We Are the Leaders We’ve Been Waiting For

Posted October 13, 2015 by Nicholas Chan

The hearts of many activists around the nation have been heavy and hurting after hearing the news of Grace Lee Bogg’s passing. A true revolutionary, she’s a fearless Asian American woman who has organized on monumental labor and civil rights actions. Her complexity in character, brilliant mind, and the love she radiated was truly a gift to this world.

Grace Lee Boggs was a Chinese American born only a few decades after the Chinese Exclusion Act and her legacy is a powerful narrative of people who should not have made it in this country. She touched on various issues throughout her lifetime. Her experiences with discrimination started early on when she could not find work after getting her education. Lee Boggs recounted signs in stores stating, “we don’t hire orientals.” Forced to live in poor living conditions, she became connected with predominantly Black community members and eventually organizing for the Black Power Movement with her husband, James Boggs.

Grace has been a powerful symbol and role model, especially for the Asian American community. The Asian American term and identity is entirely political. It’s used in political contexts, because the Asian American/Pacific Islander umbrella is incredibly diverse spanning a myriad of ethnicities, languages, histories, and cultures. As a rapidly growing immigrant population, iconic leaders are rare, but engrained deep in our history in this country. Heros like Dalip Singh Sound, Vincent Chin, and Grace Lee Boggs are champions in progressing not only the Asian American movement, but also in the overall social justice movement in this country.

One big takeaway from Grace for activists is to reach the point of thinking beyond just your own identity, and beginning to think about how these identities interact with the other intersecting and complex identities of others. When reflecting on her own Chinese American identity in the context of her work, she shares “my radicalization was not through growing up Chinese, but through the role that the black people were playing at the beginning of World War II…” History, and the context of laws, policies, and politics impacts those most marginalized.

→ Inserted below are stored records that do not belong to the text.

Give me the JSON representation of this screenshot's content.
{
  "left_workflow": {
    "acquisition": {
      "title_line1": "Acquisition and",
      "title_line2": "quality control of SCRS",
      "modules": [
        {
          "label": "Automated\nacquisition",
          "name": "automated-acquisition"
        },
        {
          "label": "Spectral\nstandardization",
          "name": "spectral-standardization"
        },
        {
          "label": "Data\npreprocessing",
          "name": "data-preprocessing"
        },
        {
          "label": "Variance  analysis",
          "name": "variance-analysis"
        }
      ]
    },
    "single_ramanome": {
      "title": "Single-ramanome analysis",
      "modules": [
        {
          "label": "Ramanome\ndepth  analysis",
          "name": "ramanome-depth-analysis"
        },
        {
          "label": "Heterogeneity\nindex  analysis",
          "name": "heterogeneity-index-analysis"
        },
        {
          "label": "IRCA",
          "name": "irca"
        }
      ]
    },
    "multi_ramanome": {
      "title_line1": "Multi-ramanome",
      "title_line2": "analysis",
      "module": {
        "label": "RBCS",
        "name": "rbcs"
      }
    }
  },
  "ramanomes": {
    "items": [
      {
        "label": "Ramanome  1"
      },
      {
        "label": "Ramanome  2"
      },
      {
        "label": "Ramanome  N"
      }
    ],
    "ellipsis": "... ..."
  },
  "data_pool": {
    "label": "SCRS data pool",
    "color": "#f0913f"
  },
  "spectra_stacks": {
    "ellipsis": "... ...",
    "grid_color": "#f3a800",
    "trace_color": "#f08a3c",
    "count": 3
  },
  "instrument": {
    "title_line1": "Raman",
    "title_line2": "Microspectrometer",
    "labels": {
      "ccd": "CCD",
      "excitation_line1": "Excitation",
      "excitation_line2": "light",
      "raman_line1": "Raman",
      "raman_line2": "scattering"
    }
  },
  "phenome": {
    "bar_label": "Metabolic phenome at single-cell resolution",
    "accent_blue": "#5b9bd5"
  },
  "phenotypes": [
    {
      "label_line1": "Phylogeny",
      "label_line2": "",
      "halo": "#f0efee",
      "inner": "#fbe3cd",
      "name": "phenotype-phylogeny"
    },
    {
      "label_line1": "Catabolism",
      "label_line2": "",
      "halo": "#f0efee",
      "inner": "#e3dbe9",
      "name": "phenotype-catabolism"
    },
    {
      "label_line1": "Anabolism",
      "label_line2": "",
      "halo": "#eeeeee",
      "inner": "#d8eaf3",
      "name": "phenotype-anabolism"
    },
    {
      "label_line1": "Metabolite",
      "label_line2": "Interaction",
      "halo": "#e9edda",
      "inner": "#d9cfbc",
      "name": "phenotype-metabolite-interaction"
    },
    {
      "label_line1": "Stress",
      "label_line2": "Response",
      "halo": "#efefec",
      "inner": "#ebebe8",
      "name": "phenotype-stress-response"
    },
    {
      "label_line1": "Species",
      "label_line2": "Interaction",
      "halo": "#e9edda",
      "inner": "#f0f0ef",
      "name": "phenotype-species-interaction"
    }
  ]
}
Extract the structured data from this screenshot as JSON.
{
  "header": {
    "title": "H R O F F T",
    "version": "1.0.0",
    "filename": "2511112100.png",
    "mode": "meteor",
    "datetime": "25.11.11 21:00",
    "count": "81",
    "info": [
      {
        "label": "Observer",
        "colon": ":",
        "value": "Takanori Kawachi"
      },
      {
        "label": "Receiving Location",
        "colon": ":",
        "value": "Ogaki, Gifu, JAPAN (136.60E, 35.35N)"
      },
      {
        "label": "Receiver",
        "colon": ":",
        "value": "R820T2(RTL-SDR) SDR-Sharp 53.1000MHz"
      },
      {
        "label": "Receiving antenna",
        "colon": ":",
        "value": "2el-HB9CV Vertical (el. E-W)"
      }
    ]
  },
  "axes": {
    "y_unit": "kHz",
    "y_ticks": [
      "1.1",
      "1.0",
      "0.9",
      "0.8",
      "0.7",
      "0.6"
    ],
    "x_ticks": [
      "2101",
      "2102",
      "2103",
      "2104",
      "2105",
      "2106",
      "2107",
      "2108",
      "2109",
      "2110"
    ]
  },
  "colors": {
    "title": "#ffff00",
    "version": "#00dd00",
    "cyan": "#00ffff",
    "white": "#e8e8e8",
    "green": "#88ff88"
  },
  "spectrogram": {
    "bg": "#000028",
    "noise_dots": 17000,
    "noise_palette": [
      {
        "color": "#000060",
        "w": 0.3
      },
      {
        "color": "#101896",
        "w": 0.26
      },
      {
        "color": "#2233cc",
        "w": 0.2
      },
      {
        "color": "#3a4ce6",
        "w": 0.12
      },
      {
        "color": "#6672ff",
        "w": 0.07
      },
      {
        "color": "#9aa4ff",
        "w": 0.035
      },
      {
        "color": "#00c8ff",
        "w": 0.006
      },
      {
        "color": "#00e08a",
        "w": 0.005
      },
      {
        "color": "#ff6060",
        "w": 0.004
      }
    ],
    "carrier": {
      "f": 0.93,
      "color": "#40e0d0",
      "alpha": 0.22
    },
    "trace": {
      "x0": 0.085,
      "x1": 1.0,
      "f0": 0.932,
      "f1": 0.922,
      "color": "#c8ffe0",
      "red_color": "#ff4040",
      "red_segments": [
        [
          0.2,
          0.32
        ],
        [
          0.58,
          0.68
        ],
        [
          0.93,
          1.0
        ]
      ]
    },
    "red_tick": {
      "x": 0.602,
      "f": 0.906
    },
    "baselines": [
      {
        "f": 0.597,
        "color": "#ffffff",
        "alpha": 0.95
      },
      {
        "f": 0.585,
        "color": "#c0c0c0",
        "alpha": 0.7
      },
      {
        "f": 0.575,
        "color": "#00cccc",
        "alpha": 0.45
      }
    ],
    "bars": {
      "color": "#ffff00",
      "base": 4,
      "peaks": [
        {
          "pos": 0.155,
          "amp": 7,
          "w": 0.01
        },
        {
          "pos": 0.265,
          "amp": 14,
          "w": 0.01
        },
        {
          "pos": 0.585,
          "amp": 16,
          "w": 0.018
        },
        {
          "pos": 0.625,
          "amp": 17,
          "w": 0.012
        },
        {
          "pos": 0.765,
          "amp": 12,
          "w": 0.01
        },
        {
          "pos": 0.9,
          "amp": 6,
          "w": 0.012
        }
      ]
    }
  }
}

Grace showed us that our work should be focused on those most on the margins and move them to the center of our activism, ensuring their safety, protection, and survival.

Grace Lee Boggs believed in community building and recognizing how much economic wages influence our humanity. The community is so drawn to her presence and brilliance and she admits herself “people are really looking for some way whereby we can grow our souls rather than our economy.” Grace gave us that and will continue to give us that growth in our soul–warm, loving, and fearless.

Thank you Grace Lee Boggs.

Rest in power.